**Required action**
Find the string "nemůžete" in the data, then copy every line where it is found.

[Recorded information — start]

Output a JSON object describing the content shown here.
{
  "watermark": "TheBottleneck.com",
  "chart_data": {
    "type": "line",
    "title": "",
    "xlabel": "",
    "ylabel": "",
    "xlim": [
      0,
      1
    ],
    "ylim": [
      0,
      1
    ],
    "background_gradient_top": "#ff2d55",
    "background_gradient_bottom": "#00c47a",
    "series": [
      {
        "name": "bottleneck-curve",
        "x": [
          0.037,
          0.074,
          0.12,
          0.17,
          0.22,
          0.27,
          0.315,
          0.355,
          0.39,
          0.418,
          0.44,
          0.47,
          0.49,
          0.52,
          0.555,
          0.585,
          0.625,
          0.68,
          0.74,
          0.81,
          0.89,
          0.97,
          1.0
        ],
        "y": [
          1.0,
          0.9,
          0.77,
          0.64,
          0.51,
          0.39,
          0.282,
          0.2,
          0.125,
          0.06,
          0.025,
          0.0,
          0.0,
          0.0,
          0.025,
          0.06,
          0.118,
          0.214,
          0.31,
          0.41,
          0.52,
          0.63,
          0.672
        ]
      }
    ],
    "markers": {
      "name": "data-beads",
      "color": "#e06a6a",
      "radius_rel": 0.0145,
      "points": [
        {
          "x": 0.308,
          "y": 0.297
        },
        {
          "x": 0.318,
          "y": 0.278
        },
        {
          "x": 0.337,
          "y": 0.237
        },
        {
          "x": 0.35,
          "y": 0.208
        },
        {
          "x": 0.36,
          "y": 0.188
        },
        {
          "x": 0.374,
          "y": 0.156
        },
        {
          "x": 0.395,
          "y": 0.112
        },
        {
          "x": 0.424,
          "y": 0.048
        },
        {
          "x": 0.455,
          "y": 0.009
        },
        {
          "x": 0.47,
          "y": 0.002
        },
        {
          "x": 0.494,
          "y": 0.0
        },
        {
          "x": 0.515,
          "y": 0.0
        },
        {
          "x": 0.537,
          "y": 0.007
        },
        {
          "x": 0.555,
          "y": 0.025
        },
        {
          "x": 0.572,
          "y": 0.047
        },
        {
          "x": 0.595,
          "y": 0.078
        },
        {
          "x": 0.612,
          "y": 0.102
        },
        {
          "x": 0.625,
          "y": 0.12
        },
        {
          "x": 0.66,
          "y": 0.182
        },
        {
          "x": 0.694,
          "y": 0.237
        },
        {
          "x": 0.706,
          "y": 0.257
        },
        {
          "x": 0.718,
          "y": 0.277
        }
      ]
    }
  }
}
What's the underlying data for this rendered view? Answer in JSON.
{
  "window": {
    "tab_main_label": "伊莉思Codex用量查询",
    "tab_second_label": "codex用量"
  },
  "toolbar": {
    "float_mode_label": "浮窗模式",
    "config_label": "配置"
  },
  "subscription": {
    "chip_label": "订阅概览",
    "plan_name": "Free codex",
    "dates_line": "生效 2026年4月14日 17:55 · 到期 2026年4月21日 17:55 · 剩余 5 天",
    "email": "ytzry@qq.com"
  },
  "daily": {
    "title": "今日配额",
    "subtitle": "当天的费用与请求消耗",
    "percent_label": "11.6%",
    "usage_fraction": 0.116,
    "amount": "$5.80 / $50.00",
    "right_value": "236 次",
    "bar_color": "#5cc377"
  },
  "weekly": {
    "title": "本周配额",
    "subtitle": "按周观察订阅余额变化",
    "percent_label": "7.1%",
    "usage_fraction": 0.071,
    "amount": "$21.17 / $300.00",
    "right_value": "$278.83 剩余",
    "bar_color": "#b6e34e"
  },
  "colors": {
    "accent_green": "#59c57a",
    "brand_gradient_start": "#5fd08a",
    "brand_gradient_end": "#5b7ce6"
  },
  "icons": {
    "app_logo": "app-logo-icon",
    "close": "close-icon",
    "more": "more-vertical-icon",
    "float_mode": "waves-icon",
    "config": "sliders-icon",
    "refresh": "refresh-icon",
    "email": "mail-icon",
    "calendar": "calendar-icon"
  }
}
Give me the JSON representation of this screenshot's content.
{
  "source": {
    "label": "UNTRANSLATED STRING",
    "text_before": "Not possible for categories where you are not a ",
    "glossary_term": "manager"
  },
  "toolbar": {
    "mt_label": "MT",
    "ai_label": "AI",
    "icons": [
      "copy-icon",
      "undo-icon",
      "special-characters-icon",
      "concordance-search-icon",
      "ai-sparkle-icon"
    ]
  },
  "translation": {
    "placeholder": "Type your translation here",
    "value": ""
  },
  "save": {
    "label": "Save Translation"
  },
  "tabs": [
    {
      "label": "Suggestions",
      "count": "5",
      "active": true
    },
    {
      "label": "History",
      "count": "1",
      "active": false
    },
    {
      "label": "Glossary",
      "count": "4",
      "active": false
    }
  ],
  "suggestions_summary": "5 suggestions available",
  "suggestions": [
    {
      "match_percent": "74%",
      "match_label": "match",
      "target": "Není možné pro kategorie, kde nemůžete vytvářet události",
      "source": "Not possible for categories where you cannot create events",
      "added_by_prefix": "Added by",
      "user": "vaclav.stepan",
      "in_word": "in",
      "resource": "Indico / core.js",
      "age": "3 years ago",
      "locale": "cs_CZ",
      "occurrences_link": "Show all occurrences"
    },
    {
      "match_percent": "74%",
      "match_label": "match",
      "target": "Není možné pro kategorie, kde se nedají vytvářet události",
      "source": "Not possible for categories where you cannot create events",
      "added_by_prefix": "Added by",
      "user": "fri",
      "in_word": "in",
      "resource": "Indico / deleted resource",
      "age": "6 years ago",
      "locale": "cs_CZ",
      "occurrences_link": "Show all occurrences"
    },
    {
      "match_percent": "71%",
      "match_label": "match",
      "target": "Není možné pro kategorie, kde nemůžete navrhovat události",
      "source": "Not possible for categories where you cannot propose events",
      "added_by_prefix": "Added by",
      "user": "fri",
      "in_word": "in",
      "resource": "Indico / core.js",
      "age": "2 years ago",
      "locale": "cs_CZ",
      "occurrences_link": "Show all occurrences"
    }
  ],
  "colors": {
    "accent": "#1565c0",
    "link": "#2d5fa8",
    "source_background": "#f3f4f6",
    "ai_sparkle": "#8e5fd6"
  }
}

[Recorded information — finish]

**Response below**
      "target": "Není možné pro kategorie, kde nemůžete vytvářet události",
      "target": "Není možné pro kategorie, kde nemůžete navrhovat události",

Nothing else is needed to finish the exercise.